TASK BRIEF. Every line that contains the word "color" should be copied from the records below.

DATASET EXTRACT.
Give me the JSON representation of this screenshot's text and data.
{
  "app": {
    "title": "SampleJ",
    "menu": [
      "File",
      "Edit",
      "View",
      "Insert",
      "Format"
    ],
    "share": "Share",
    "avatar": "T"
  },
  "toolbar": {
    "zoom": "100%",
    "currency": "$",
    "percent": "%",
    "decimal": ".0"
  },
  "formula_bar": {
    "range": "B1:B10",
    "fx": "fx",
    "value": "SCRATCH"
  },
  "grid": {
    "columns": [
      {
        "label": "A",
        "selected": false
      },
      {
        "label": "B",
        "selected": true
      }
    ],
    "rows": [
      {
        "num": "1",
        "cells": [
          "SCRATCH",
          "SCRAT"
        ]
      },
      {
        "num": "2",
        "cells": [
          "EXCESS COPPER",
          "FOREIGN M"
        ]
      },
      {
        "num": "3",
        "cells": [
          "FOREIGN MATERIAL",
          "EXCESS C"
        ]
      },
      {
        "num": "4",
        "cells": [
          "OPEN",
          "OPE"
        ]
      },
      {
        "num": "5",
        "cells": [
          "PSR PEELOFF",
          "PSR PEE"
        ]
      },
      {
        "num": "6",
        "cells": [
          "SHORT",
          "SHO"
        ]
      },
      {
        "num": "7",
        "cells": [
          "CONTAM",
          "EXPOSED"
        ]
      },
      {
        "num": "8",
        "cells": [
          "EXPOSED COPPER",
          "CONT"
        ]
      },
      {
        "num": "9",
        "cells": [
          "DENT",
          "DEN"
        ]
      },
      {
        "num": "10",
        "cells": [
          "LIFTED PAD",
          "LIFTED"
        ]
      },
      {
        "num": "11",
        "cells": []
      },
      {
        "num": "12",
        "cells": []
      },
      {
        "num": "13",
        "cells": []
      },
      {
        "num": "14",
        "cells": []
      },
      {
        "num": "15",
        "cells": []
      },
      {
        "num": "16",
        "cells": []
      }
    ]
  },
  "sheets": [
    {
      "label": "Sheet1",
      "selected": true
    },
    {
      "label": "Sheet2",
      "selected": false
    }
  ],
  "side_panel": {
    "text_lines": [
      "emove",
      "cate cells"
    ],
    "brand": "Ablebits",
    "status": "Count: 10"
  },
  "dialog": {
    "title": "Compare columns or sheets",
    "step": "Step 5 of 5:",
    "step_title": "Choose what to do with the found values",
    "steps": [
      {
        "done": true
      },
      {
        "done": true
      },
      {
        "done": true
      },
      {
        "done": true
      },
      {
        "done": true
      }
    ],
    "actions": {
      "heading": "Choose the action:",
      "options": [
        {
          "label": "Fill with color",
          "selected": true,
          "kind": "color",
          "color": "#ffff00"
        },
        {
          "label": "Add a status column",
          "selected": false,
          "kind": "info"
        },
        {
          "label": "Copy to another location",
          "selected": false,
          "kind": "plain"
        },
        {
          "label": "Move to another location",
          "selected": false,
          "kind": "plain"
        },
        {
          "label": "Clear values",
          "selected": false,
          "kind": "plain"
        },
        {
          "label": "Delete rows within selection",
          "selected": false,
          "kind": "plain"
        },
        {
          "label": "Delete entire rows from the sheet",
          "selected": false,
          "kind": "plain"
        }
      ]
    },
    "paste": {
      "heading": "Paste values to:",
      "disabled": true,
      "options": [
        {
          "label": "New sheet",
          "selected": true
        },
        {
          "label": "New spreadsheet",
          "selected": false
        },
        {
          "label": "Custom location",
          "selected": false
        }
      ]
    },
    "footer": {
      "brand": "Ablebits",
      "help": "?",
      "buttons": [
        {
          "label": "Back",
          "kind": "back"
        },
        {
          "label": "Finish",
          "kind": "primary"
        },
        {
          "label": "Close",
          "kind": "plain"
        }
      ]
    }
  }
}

FINISHED EXERCISE.
          "label": "Fill with color",
          "kind": "color",
          "color": "#ffff00"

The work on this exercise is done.